Park" has not yet spent its force, although the oil of peace has been freely
poured forth, and the clouds of danger have dissipated and scattered, and left
the horizon once more clear and bright. The "seven day's excitement," which
the popular saying attaches to everything which runs out of the ordinary groove
of every day experience, and which partakes of a morbidly interesting nature,
has yet to run its course, and the dead and the wounded, and the incidents
which led to their condition, are as freely, though more calmly discussed, as
they were on the morning of the day of the tragedy.

In my first letter I stated that a warrant had been served on Hugh Ander-
son for the murder of Delaney. This turns out to be partially incorrect. A
warrant was filled out and handed to the marshal, but in the condition in which
the wounded man then was it was not deemed advisable to serve it, as any un-
usual excitement (it was going out) would prove fatal. This proved to be sim-
ply a dodge to get Anderson out of the way, for three nights since he was
secretly removed from town, and it has been impossible to ascertain his where-
abouts. Some say he has been taken to Kansas City or St. Louis, while others
are positive that he is now in the Indian territory. If the latter surmise be
correct, he is far from being safe from arrest, as a United States marshal can
serve the warrant at any moment, and cause him to be brought back to trial.
There have but four men died of those who were wounded. Lee and Garrett
were buried on successive days. Anderson's wounds will no doubt prove fatal,
and Kearnes is in a very critical situation. The others are doing well, and will
shortly be about. . . .

All parties, and particularly the Texans, who own at least a third of the
town, are keen and unyielding in the determination to preserve peace and the
majesty of the law. A meeting was held a few days since, at which it was
resolved to bury all past difficulties, and to appoint a police force composed of
Texas men and Newtonians. It departed amid a burst of enthusiasm and good
feeling, which showed how sincere was the common wish for, and the de-
termination to, maintain a peaceable, law-abiding town. The few desperadoes
who have been in the habit of making their neighbors uncomfortable by a
bravo display of pistols and knives, have wisely taken to the prairie, and an
ordinance is published and rigidly carried out which disarms any and all per-
sons who may be found carrying dangerous weapons within the township of
Newton. There has been considerable talk about the propriety of applying for
a company of soldiers with which to keep order. The suggestion is by no
means a necessary one. Ten days ago it might have been well timed, but
with the increase of the police force by the appointment of five deputies, the
town may be considered as able to protect itself. By to-morrow evening a
calaboose will have been erected, capable of containing any reasonable num-
ber of prisoners. There has been nothing of the kind heretofore. Judge Muse,
who seems to be the head and front of the peace movement, declares that the
history of Newton is now to begin afresh. Who will not rejoice to hear of it?
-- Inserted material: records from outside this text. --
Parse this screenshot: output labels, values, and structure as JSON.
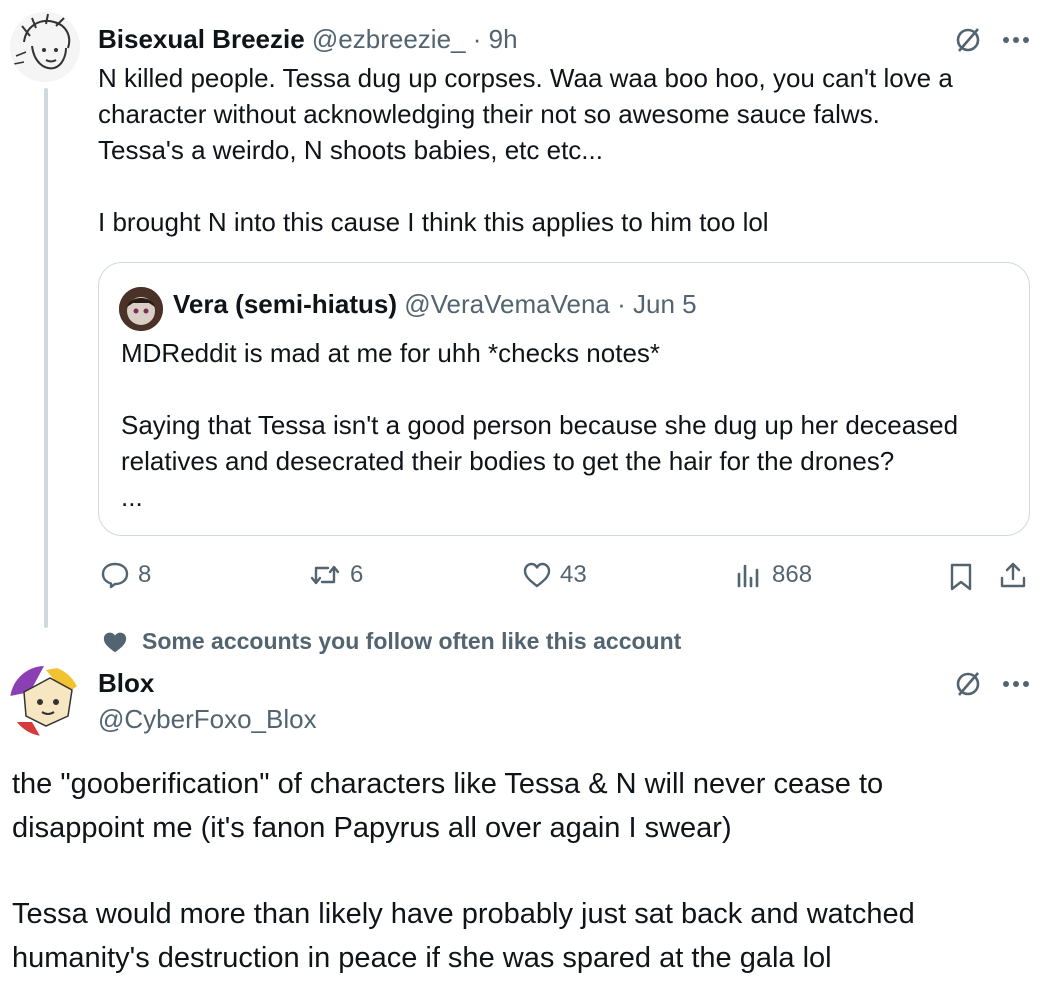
{
  "tweet1": {
    "name": "Bisexual Breezie",
    "handle": "@ezbreezie_",
    "time": "· 9h",
    "lines": [
      "N killed people. Tessa dug up corpses. Waa waa boo hoo, you can't love a",
      "character without acknowledging their not so awesome sauce falws.",
      "Tessa's a weirdo, N shoots babies, etc etc...",
      "",
      "I brought N into this cause I think this applies to him too lol"
    ],
    "quote": {
      "name": "Vera (semi-hiatus)",
      "handle": "@VeraVemaVena",
      "time": "· Jun 5",
      "lines": [
        "MDReddit is mad at me for uhh *checks notes*",
        "",
        "Saying that Tessa isn't a good person because she dug up her deceased",
        "relatives and desecrated their bodies to get the hair for the drones?",
        "..."
      ]
    },
    "actions": {
      "replies": "8",
      "reposts": "6",
      "likes": "43",
      "views": "868"
    },
    "more_icon": "more-icon",
    "grok_icon": "grok-icon"
  },
  "social_context": "Some accounts you follow often like this account",
  "tweet2": {
    "name": "Blox",
    "handle": "@CyberFoxo_Blox",
    "lines": [
      "the \"gooberification\" of characters like Tessa & N will never cease to",
      "disappoint me (it's fanon Papyrus all over again I swear)",
      "",
      "Tessa would more than likely have probably just sat back and watched",
      "humanity's destruction in peace if she was spared at the gala lol"
    ]
  },
  "colors": {
    "text": "#0f1419",
    "secondary": "#536471",
    "border": "#cfd9de"
  }
}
Last evening a mass meeting of the citizens was held to take steps to form

Online LibraryKansas State Historical SocietyThe Kansas historical quarterly (Volume 26) → online text (page 22 of 59)